BEGIN RECORD SET
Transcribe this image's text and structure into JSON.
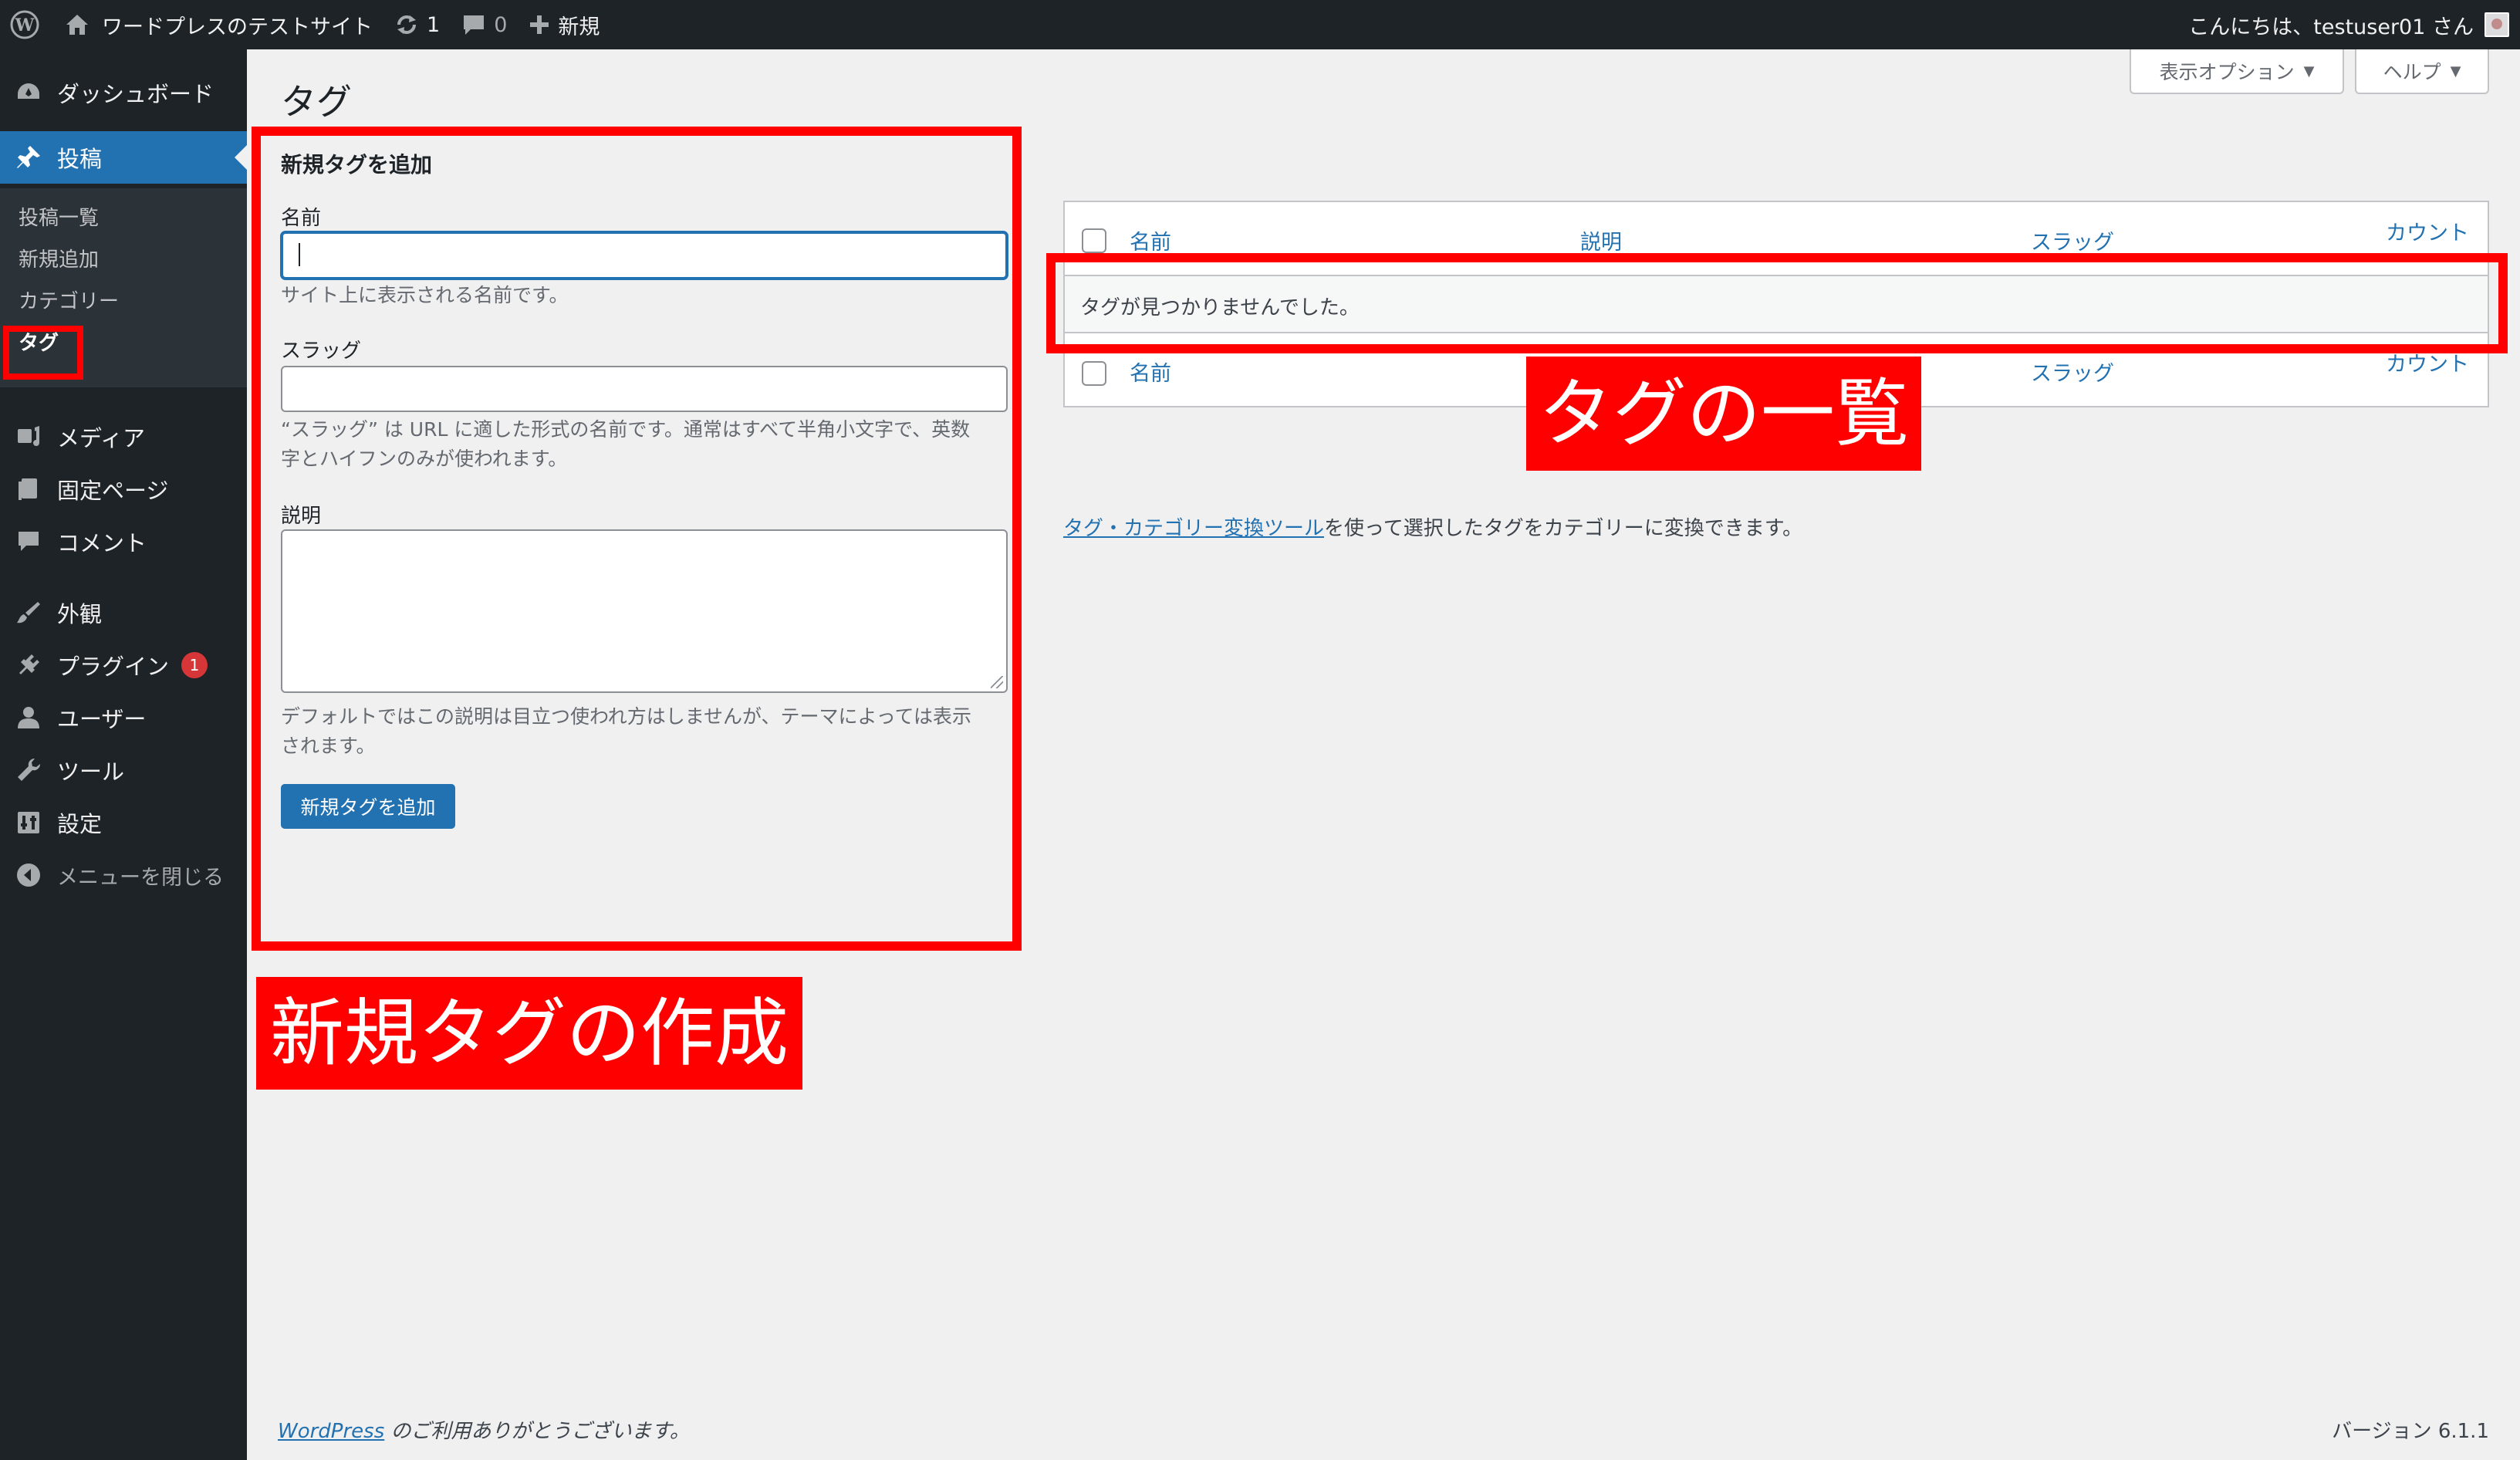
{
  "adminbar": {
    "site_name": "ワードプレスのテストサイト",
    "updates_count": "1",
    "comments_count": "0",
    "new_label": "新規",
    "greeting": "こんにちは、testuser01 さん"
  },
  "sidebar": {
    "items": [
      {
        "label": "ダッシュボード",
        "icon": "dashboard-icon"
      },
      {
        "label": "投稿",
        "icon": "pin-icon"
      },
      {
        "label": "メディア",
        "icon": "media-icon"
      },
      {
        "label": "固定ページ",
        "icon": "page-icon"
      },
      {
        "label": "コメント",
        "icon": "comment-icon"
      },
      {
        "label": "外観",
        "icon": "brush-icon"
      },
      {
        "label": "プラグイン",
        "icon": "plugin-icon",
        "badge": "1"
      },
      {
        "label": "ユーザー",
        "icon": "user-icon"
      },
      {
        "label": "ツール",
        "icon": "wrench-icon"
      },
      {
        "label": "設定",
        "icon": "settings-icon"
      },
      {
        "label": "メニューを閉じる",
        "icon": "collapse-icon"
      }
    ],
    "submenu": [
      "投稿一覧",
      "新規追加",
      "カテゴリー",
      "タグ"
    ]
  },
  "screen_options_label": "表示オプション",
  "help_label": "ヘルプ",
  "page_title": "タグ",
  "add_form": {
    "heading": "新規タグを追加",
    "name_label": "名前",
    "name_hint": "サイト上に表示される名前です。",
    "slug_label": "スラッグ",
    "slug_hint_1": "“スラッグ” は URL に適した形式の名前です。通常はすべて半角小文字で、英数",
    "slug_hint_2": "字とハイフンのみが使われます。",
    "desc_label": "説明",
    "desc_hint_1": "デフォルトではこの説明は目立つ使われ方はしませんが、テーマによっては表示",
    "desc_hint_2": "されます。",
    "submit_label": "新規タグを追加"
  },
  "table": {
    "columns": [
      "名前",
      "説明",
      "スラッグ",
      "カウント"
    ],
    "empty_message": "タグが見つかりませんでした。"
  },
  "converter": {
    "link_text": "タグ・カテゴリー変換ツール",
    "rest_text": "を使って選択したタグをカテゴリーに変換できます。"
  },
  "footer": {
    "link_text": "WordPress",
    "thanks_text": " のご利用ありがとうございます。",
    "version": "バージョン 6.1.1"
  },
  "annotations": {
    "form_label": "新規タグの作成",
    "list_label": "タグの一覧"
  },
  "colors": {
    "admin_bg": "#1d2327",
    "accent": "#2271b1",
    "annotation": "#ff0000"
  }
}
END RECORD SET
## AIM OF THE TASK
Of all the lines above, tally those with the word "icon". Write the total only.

## SOLVED EXERCISE
11